  94. B. Melichar, J. Cerman, Jr., and E. Malířová, “Successful management of infusion reaction accompanying the start of cetuximab therapy,” Supportive Care in Cancer, vol. 15, no. 4, pp. 445–449, 2007. View at Publisher · View at Google Scholar · View at PubMed
  95. M. N. Needle, “Safety experience with IMC-C225, an anti-epidermal growth factor receptor antibody,” Seminars in Oncology, vol. 29, no. 5, supplement 14, pp. 55–60, 2002.
  96. C. H. Chung, B. Mirakhur, E. Chan, et al., “Cetuximab-induced anaphylaxis and IgE specific for galactose-α-1,3- galactose,” The New England Journal of Medicine, vol. 358, no. 11, pp. 1109–1117, 2008. View at Publisher · View at Google Scholar · View at PubMed
  97. M. W. Saif and M. Cohenuram, “Role of panitumumab in the management of metastatic colorectal cancer of metastatic colorectal cancer,” Clinical Colorectal Cancer, vol. 6, no. 2, pp. 118–124, 2006. View at Publisher · View at Google Scholar

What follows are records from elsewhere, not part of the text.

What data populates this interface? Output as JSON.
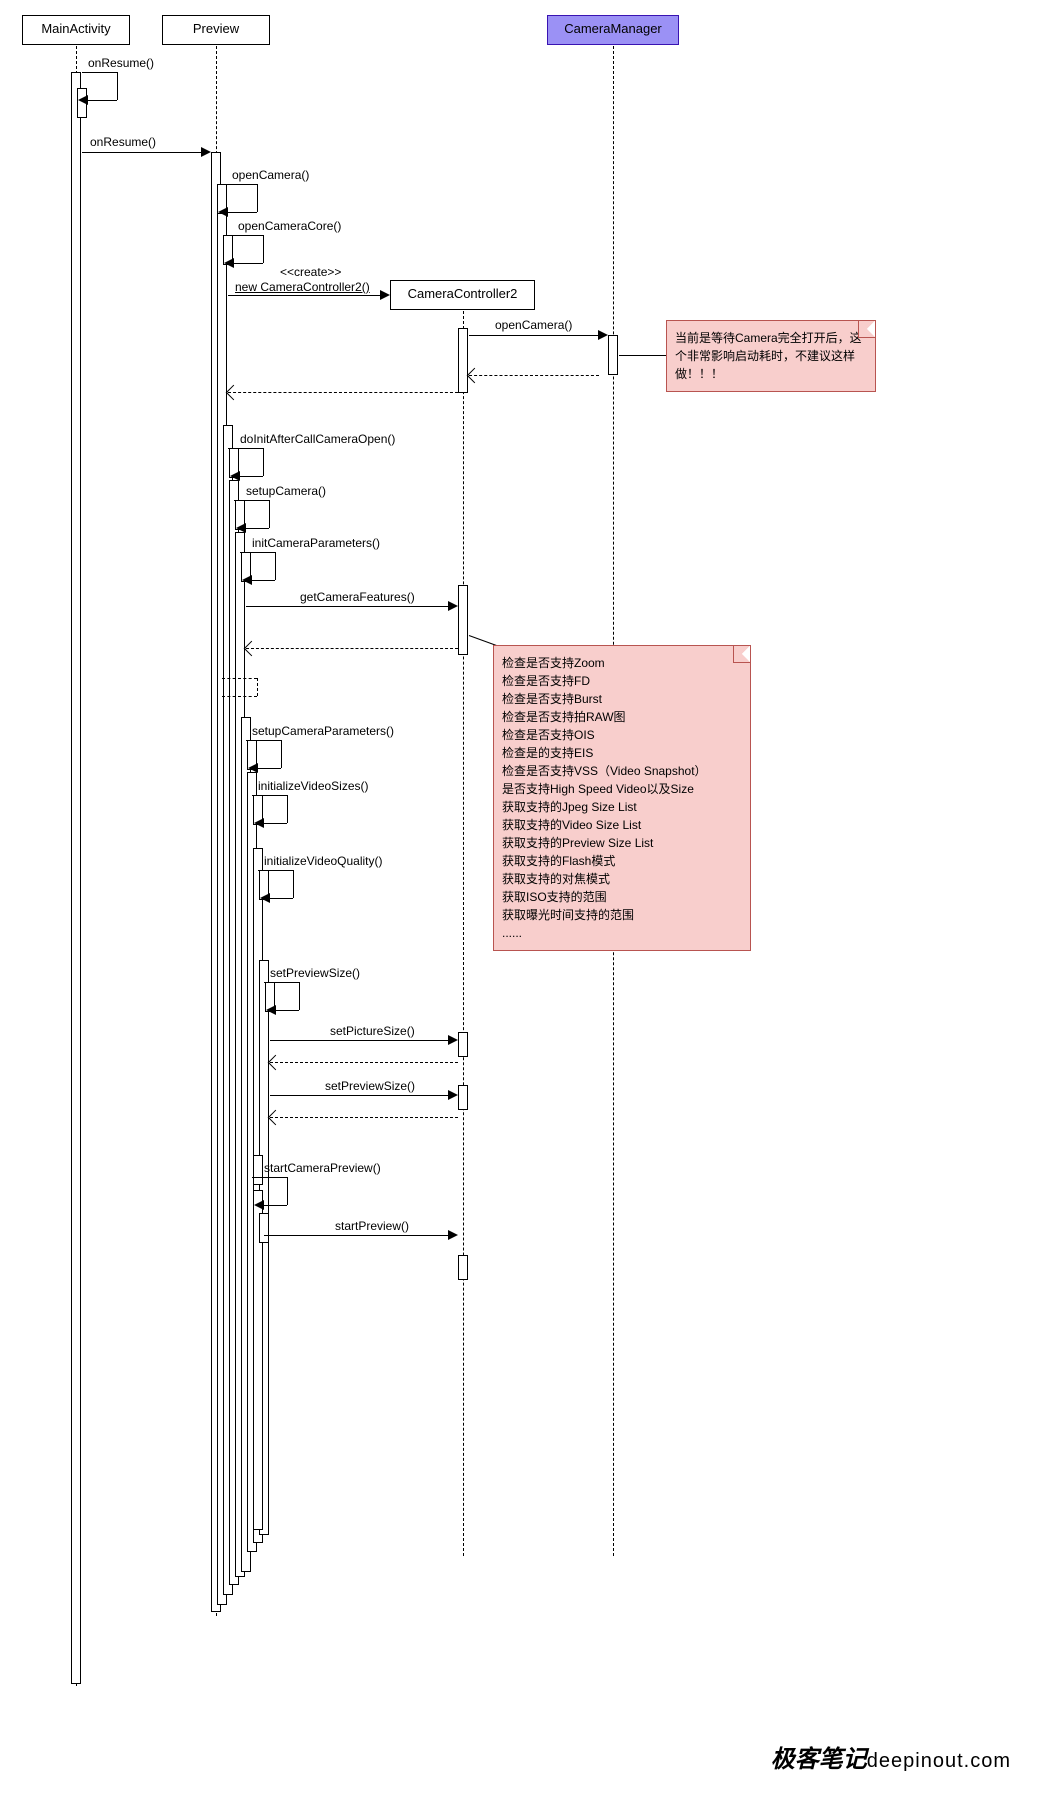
{
  "participants": {
    "mainActivity": "MainActivity",
    "preview": "Preview",
    "cameraManager": "CameraManager",
    "cameraController2": "CameraController2"
  },
  "messages": {
    "onResume1": "onResume()",
    "onResume2": "onResume()",
    "openCamera": "openCamera()",
    "openCameraCore": "openCameraCore()",
    "create": "<<create>>",
    "newController": "new CameraController2()",
    "openCamera2": "openCamera()",
    "doInitAfterCallCameraOpen": "doInitAfterCallCameraOpen()",
    "setupCamera": "setupCamera()",
    "initCameraParameters": "initCameraParameters()",
    "getCameraFeatures": "getCameraFeatures()",
    "setupCameraParameters": "setupCameraParameters()",
    "initializeVideoSizes": "initializeVideoSizes()",
    "initializeVideoQuality": "initializeVideoQuality()",
    "setPreviewSize": "setPreviewSize()",
    "setPictureSize": "setPictureSize()",
    "setPreviewSize2": "setPreviewSize()",
    "startCameraPreview": "startCameraPreview()",
    "startPreview": "startPreview()"
  },
  "notes": {
    "note1": "当前是等待Camera完全打开后，这个非常影响启动耗时，不建议这样做！！！",
    "note2_lines": [
      "检查是否支持Zoom",
      "检查是否支持FD",
      "检查是否支持Burst",
      "检查是否支持拍RAW图",
      "检查是否支持OIS",
      "检查是的支持EIS",
      "检查是否支持VSS（Video Snapshot）",
      "是否支持High Speed Video以及Size",
      "获取支持的Jpeg Size List",
      "获取支持的Video Size List",
      "获取支持的Preview Size List",
      "获取支持的Flash模式",
      "获取支持的对焦模式",
      "获取ISO支持的范围",
      "获取曝光时间支持的范围",
      "......"
    ]
  },
  "footer": {
    "brand": "极客笔记",
    "url": "deepinout.com"
  }
}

  98. M. W. Saif, J. Peccerillo, and V. Potter, “Successful re-challenge with panitumumab in patients who developed hypersensitivity reactions to cetuximab: report of three cases and review of literature,” Cancer Chemotherapy and Pharmacology, vol. 63, no. 6, pp. 1017–1022, 2009. View at Publisher · View at Google Scholar · View at PubMed